Congratulations – you’ve got a job offer! Now is your moment to make your case for part-time or flexible working.
If the position was advertised as open to flexible hours or part-time, or if the topic arose in the interview stages, your employer will be expecting to thrash out the details. But if the job wasn’t advertised as flexible, and it didn’t feel appropriate to ask at interview, now’s the time.
We know that negotiating isn’t easy, especially if you’re feeling nervous that your request might be rejected and you might lose the job offer. The process involves preparation, strategy and a steady nerve. But none of that means you shouldn’t give it a go, or that the employer won’t get on board with your request.
Here’s our step-by-step guide to help you get what you want:
Show your enthusiasm
First things first: thank the hiring manager for the job offer. Impress upon them how happy you are to have got the role and how excited you are at the prospect of working for the company. Then say that, before accepting the offer, you’d like to have a conversation about flexible working.
Think of flexible working as a benefit, just like the salary

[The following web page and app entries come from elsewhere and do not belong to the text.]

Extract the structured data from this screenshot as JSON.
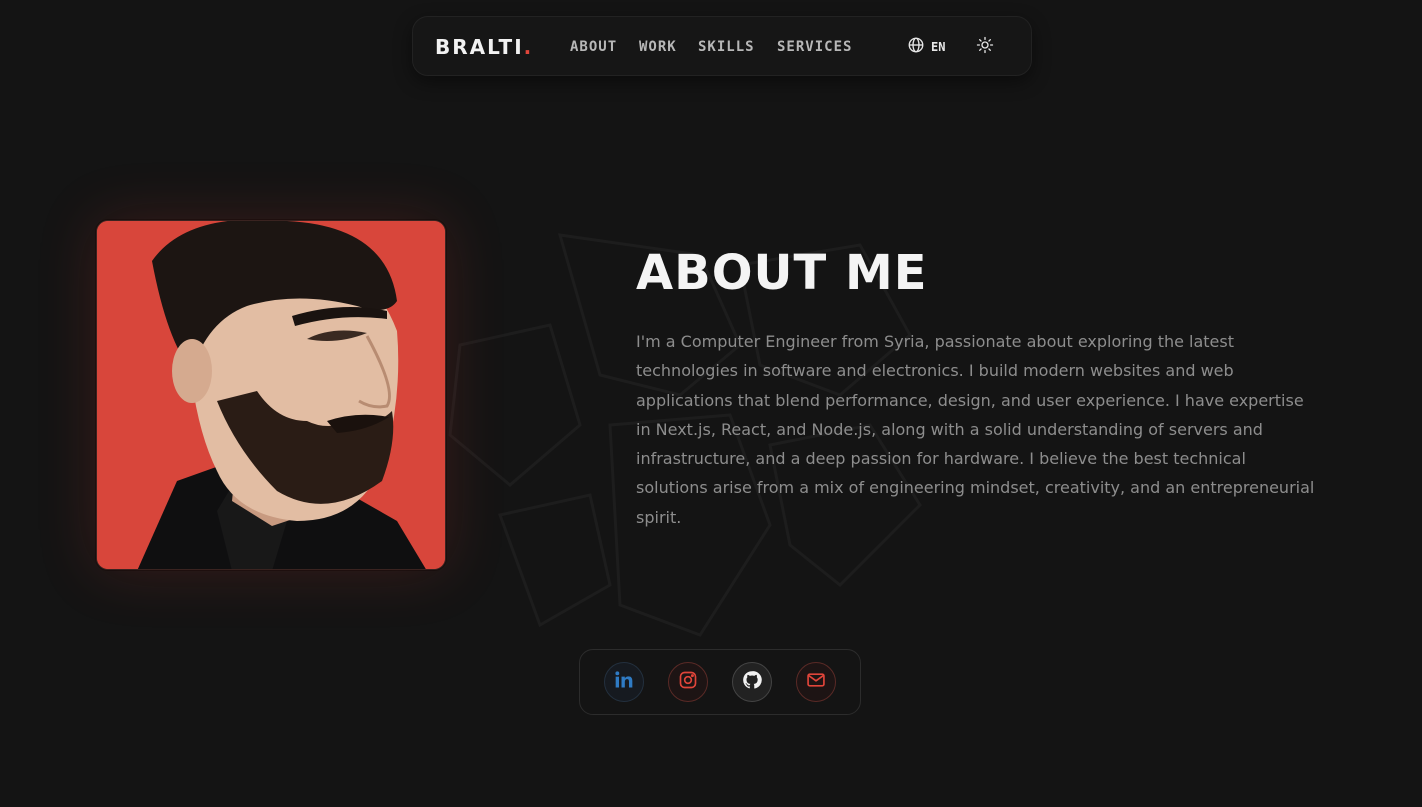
{
  "nav": {
    "logo_text": "BRALTI",
    "logo_dot": ".",
    "links": [
      {
        "label": "ABOUT"
      },
      {
        "label": "WORK"
      },
      {
        "label": "SKILLS"
      },
      {
        "label": "SERVICES"
      }
    ],
    "language": {
      "icon": "globe-icon",
      "label": "EN"
    },
    "theme_toggle": {
      "icon": "sun-icon"
    }
  },
  "about": {
    "title": "ABOUT ME",
    "body": "I'm a Computer Engineer from Syria, passionate about exploring the latest technologies in software and electronics. I build modern websites and web applications that blend performance, design, and user experience. I have expertise in Next.js, React, and Node.js, along with a solid understanding of servers and infrastructure, and a deep passion for hardware. I believe the best technical solutions arise from a mix of engineering mindset, creativity, and an entrepreneurial spirit."
  },
  "photo": {
    "description_icon": "profile-photo"
  },
  "social": [
    {
      "name": "linkedin",
      "icon": "linkedin-icon",
      "color": "#2f7bc4"
    },
    {
      "name": "instagram",
      "icon": "instagram-icon",
      "color": "#e0453a"
    },
    {
      "name": "github",
      "icon": "github-icon",
      "color": "#f2f2f2"
    },
    {
      "name": "email",
      "icon": "mail-icon",
      "color": "#e0453a"
    }
  ],
  "colors": {
    "background": "#141414",
    "accent": "#e0453a",
    "text_primary": "#f4f4f4",
    "text_muted": "#8d8d8d"
  }
}
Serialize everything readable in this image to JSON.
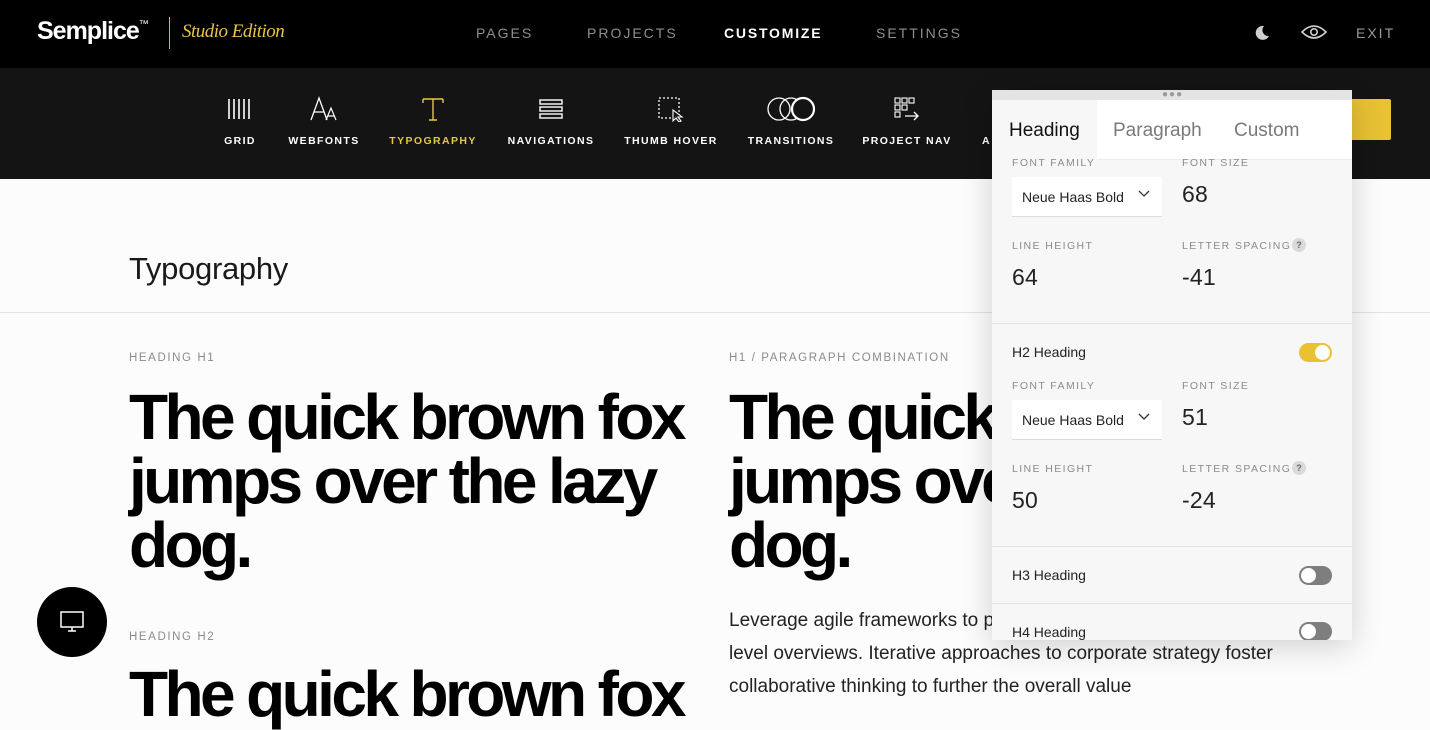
{
  "topbar": {
    "brand": "Semplice",
    "brand_tm": "™",
    "edition": "Studio Edition",
    "nav": [
      "PAGES",
      "PROJECTS",
      "CUSTOMIZE",
      "SETTINGS"
    ],
    "active_nav": "CUSTOMIZE",
    "icons": [
      "moon-icon",
      "eye-icon"
    ],
    "exit_label": "EXIT"
  },
  "subnav": {
    "items": [
      {
        "label": "GRID",
        "icon": "grid-icon"
      },
      {
        "label": "WEBFONTS",
        "icon": "webfonts-icon"
      },
      {
        "label": "TYPOGRAPHY",
        "icon": "typography-icon"
      },
      {
        "label": "NAVIGATIONS",
        "icon": "navigations-icon"
      },
      {
        "label": "THUMB HOVER",
        "icon": "thumb-hover-icon"
      },
      {
        "label": "TRANSITIONS",
        "icon": "transitions-icon"
      },
      {
        "label": "PROJECT NAV",
        "icon": "project-nav-icon"
      },
      {
        "label": "A",
        "icon": ""
      }
    ],
    "active": "TYPOGRAPHY"
  },
  "page": {
    "title": "Typography",
    "h1_label": "HEADING H1",
    "h1_sample": "The quick brown fox jumps over the lazy dog.",
    "combo_label": "H1 / PARAGRAPH COMBINATION",
    "combo_sample": "The quick brown fox jumps over the lazy dog.",
    "paragraph": "Leverage agile frameworks to provide a robust synopsis for high level overviews. Iterative approaches to corporate strategy foster collaborative thinking to further the overall value",
    "h2_label": "HEADING H2",
    "h2_sample": "The quick brown fox"
  },
  "panel": {
    "tabs": [
      "Heading",
      "Paragraph",
      "Custom"
    ],
    "active_tab": "Heading",
    "h1": {
      "font_family_label": "FONT FAMILY",
      "font_family": "Neue Haas Bold",
      "font_size_label": "FONT SIZE",
      "font_size": "68",
      "line_height_label": "LINE HEIGHT",
      "line_height": "64",
      "letter_spacing_label": "LETTER SPACING",
      "letter_spacing": "-41"
    },
    "h2": {
      "title": "H2 Heading",
      "enabled": true,
      "font_family_label": "FONT FAMILY",
      "font_family": "Neue Haas Bold",
      "font_size_label": "FONT SIZE",
      "font_size": "51",
      "line_height_label": "LINE HEIGHT",
      "line_height": "50",
      "letter_spacing_label": "LETTER SPACING",
      "letter_spacing": "-24"
    },
    "h3": {
      "title": "H3 Heading",
      "enabled": false
    },
    "h4": {
      "title": "H4 Heading",
      "enabled": false
    },
    "help_glyph": "?"
  },
  "colors": {
    "accent": "#e8c234",
    "topbar_bg": "#000000",
    "subbar_bg": "#141414"
  }
}
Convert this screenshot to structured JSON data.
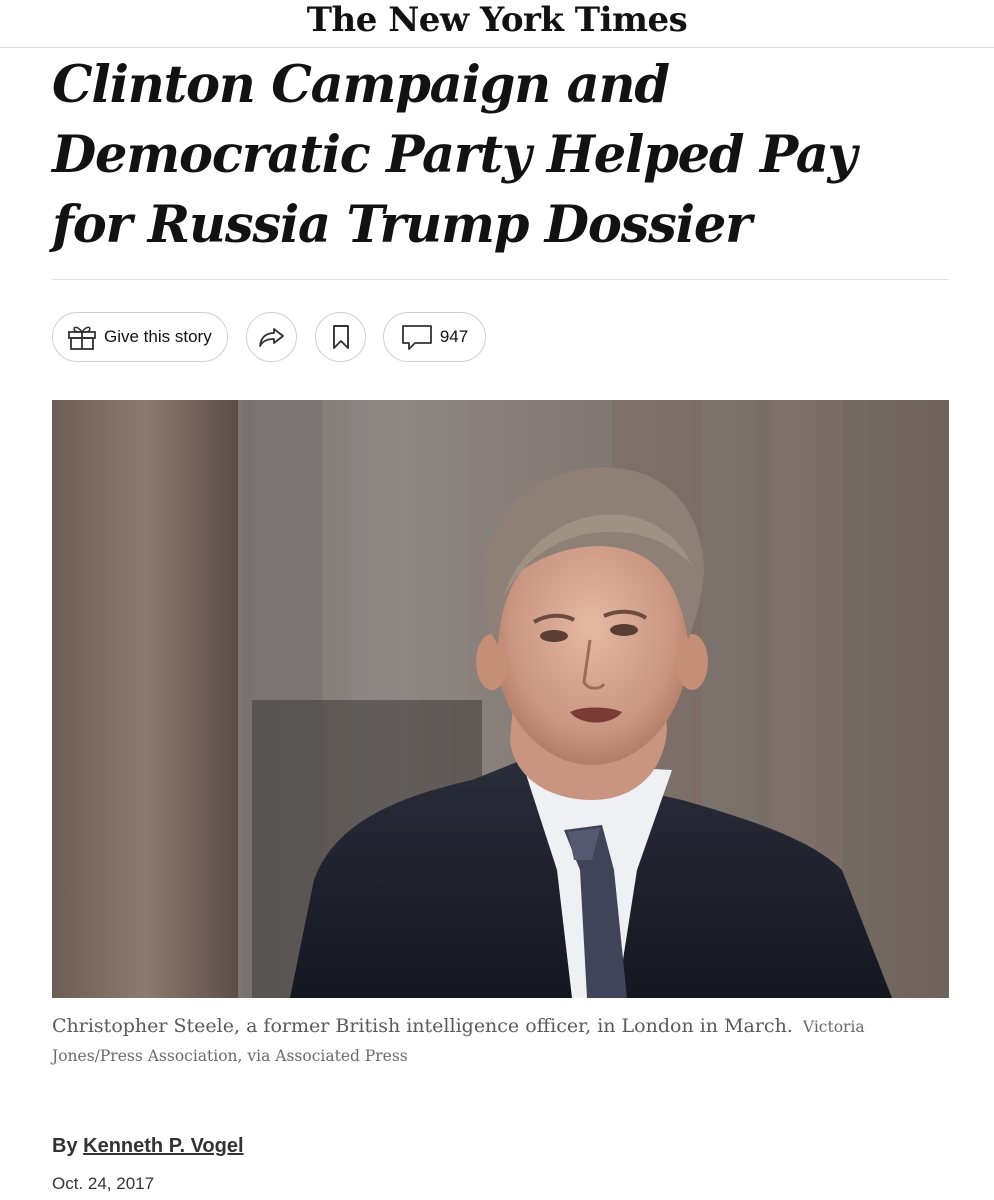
{
  "masthead": {
    "logo_text": "The New York Times"
  },
  "article": {
    "headline": "Clinton Campaign and Democratic Party Helped Pay for Russia Trump Dossier",
    "actions": {
      "gift_label": "Give this story",
      "comment_count": "947"
    },
    "photo": {
      "caption": "Christopher Steele, a former British intelligence officer, in London in March.",
      "credit": "Victoria Jones/Press Association, via Associated Press"
    },
    "byline": {
      "prefix": "By",
      "author": "Kenneth P. Vogel"
    },
    "date": "Oct. 24, 2017"
  },
  "icons": {
    "gift": "gift-icon",
    "share": "share-icon",
    "save": "bookmark-icon",
    "comments": "comment-icon"
  },
  "colors": {
    "text": "#121212",
    "caption": "#5a5a5a",
    "border": "#cfcfcf",
    "rule": "#e2e2e2"
  }
}
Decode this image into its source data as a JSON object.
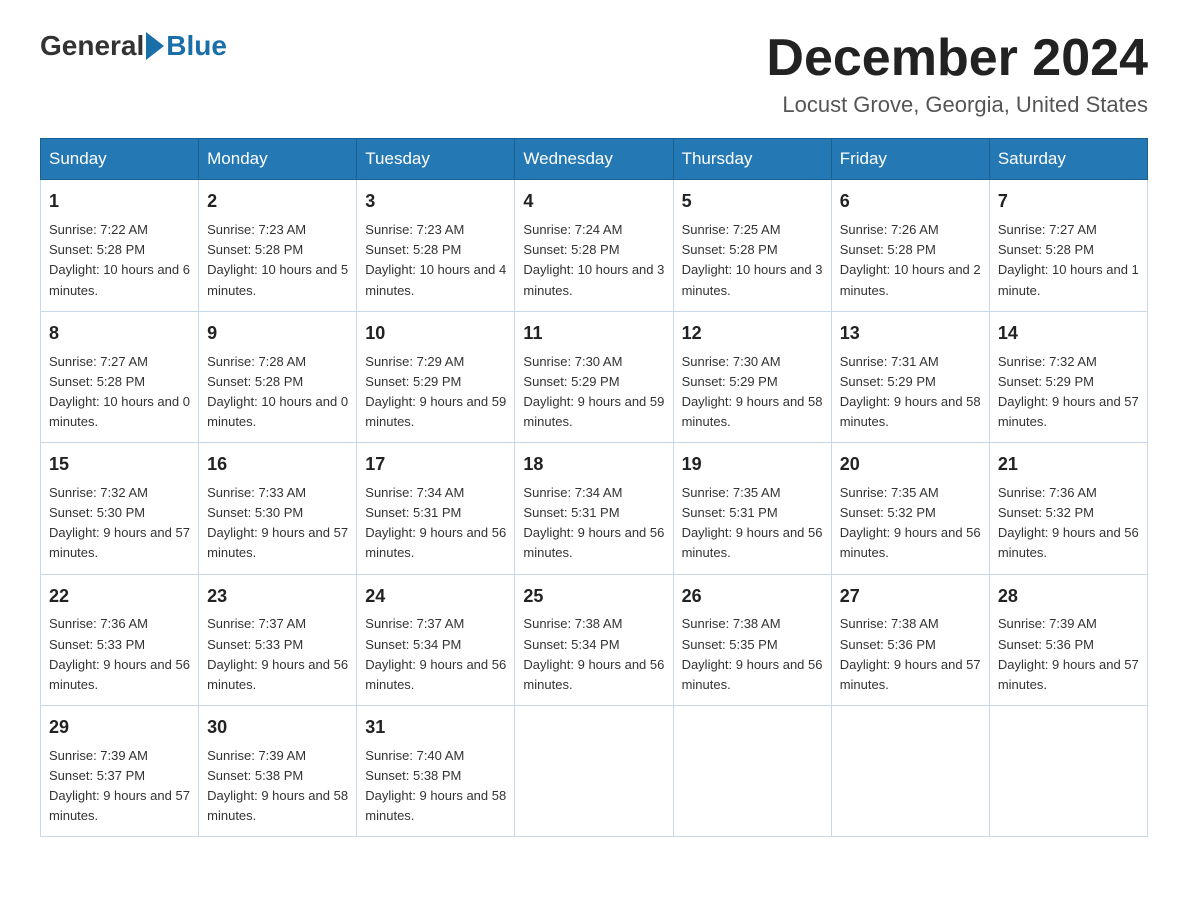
{
  "header": {
    "logo_general": "General",
    "logo_blue": "Blue",
    "month_title": "December 2024",
    "location": "Locust Grove, Georgia, United States"
  },
  "weekdays": [
    "Sunday",
    "Monday",
    "Tuesday",
    "Wednesday",
    "Thursday",
    "Friday",
    "Saturday"
  ],
  "weeks": [
    [
      {
        "day": "1",
        "sunrise": "7:22 AM",
        "sunset": "5:28 PM",
        "daylight": "10 hours and 6 minutes."
      },
      {
        "day": "2",
        "sunrise": "7:23 AM",
        "sunset": "5:28 PM",
        "daylight": "10 hours and 5 minutes."
      },
      {
        "day": "3",
        "sunrise": "7:23 AM",
        "sunset": "5:28 PM",
        "daylight": "10 hours and 4 minutes."
      },
      {
        "day": "4",
        "sunrise": "7:24 AM",
        "sunset": "5:28 PM",
        "daylight": "10 hours and 3 minutes."
      },
      {
        "day": "5",
        "sunrise": "7:25 AM",
        "sunset": "5:28 PM",
        "daylight": "10 hours and 3 minutes."
      },
      {
        "day": "6",
        "sunrise": "7:26 AM",
        "sunset": "5:28 PM",
        "daylight": "10 hours and 2 minutes."
      },
      {
        "day": "7",
        "sunrise": "7:27 AM",
        "sunset": "5:28 PM",
        "daylight": "10 hours and 1 minute."
      }
    ],
    [
      {
        "day": "8",
        "sunrise": "7:27 AM",
        "sunset": "5:28 PM",
        "daylight": "10 hours and 0 minutes."
      },
      {
        "day": "9",
        "sunrise": "7:28 AM",
        "sunset": "5:28 PM",
        "daylight": "10 hours and 0 minutes."
      },
      {
        "day": "10",
        "sunrise": "7:29 AM",
        "sunset": "5:29 PM",
        "daylight": "9 hours and 59 minutes."
      },
      {
        "day": "11",
        "sunrise": "7:30 AM",
        "sunset": "5:29 PM",
        "daylight": "9 hours and 59 minutes."
      },
      {
        "day": "12",
        "sunrise": "7:30 AM",
        "sunset": "5:29 PM",
        "daylight": "9 hours and 58 minutes."
      },
      {
        "day": "13",
        "sunrise": "7:31 AM",
        "sunset": "5:29 PM",
        "daylight": "9 hours and 58 minutes."
      },
      {
        "day": "14",
        "sunrise": "7:32 AM",
        "sunset": "5:29 PM",
        "daylight": "9 hours and 57 minutes."
      }
    ],
    [
      {
        "day": "15",
        "sunrise": "7:32 AM",
        "sunset": "5:30 PM",
        "daylight": "9 hours and 57 minutes."
      },
      {
        "day": "16",
        "sunrise": "7:33 AM",
        "sunset": "5:30 PM",
        "daylight": "9 hours and 57 minutes."
      },
      {
        "day": "17",
        "sunrise": "7:34 AM",
        "sunset": "5:31 PM",
        "daylight": "9 hours and 56 minutes."
      },
      {
        "day": "18",
        "sunrise": "7:34 AM",
        "sunset": "5:31 PM",
        "daylight": "9 hours and 56 minutes."
      },
      {
        "day": "19",
        "sunrise": "7:35 AM",
        "sunset": "5:31 PM",
        "daylight": "9 hours and 56 minutes."
      },
      {
        "day": "20",
        "sunrise": "7:35 AM",
        "sunset": "5:32 PM",
        "daylight": "9 hours and 56 minutes."
      },
      {
        "day": "21",
        "sunrise": "7:36 AM",
        "sunset": "5:32 PM",
        "daylight": "9 hours and 56 minutes."
      }
    ],
    [
      {
        "day": "22",
        "sunrise": "7:36 AM",
        "sunset": "5:33 PM",
        "daylight": "9 hours and 56 minutes."
      },
      {
        "day": "23",
        "sunrise": "7:37 AM",
        "sunset": "5:33 PM",
        "daylight": "9 hours and 56 minutes."
      },
      {
        "day": "24",
        "sunrise": "7:37 AM",
        "sunset": "5:34 PM",
        "daylight": "9 hours and 56 minutes."
      },
      {
        "day": "25",
        "sunrise": "7:38 AM",
        "sunset": "5:34 PM",
        "daylight": "9 hours and 56 minutes."
      },
      {
        "day": "26",
        "sunrise": "7:38 AM",
        "sunset": "5:35 PM",
        "daylight": "9 hours and 56 minutes."
      },
      {
        "day": "27",
        "sunrise": "7:38 AM",
        "sunset": "5:36 PM",
        "daylight": "9 hours and 57 minutes."
      },
      {
        "day": "28",
        "sunrise": "7:39 AM",
        "sunset": "5:36 PM",
        "daylight": "9 hours and 57 minutes."
      }
    ],
    [
      {
        "day": "29",
        "sunrise": "7:39 AM",
        "sunset": "5:37 PM",
        "daylight": "9 hours and 57 minutes."
      },
      {
        "day": "30",
        "sunrise": "7:39 AM",
        "sunset": "5:38 PM",
        "daylight": "9 hours and 58 minutes."
      },
      {
        "day": "31",
        "sunrise": "7:40 AM",
        "sunset": "5:38 PM",
        "daylight": "9 hours and 58 minutes."
      },
      null,
      null,
      null,
      null
    ]
  ],
  "labels": {
    "sunrise": "Sunrise:",
    "sunset": "Sunset:",
    "daylight": "Daylight:"
  }
}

Have an idea in your head of what you want, what the employer will want, and be prepared to meet somewhere in the middle. We know that 9 in 10 UK managers are open to flexible working for the right candidate and, as you’ve just been offered the job, you can safely assume that means you.
Offer a solution, not a problem
Package your need for flexible working as something that will work well for the role, and find ways to back-up your case.
For example, have you worked part-time or flexibly in previous roles, and can you explain how successful it was? Can you suggest that working from home for certain tasks will make you more productive? Will working remotely permit you to start earlier or perhaps stay connected later? Present your need for flexible working as something that will benefit the employer.
And remember, you don’t need to explain all your reasons for wanting to work part-time or flexibly. Negotiating flexibility isn’t about the why – it’s about the how.
It’s all in the pitch
Reaching an arrangement you’re happy with will depend just as much on the way you negotiate, as what you’re actually negotiating. Be confident, calm, straightforward and definitely not emotional, even if you feel there’s a lot riding on this. Practise your pitch beforehand, because it’s all in the delivery – if you don’t sound like you believe this is a good idea which can work, the employer certainly won’t.
Be flexible about your flexibility
Finally, remember negotiation is a two-way street. Your need to work flexibly may be your priority, but it won’t be the employer’s. So can you meet them halfway? For example, would you be able to flex the hours you work from time to time, if the business needs it? Could you start off working full-time, with the agreement that you’ll move to a four day week once you’re settled in the role?
In short, have a conversation and reach a compromise. It will show willing to your employer, which is an attitude they will thank you for. And it will make it more likely that you’ll get the flexible or part-time job you really want.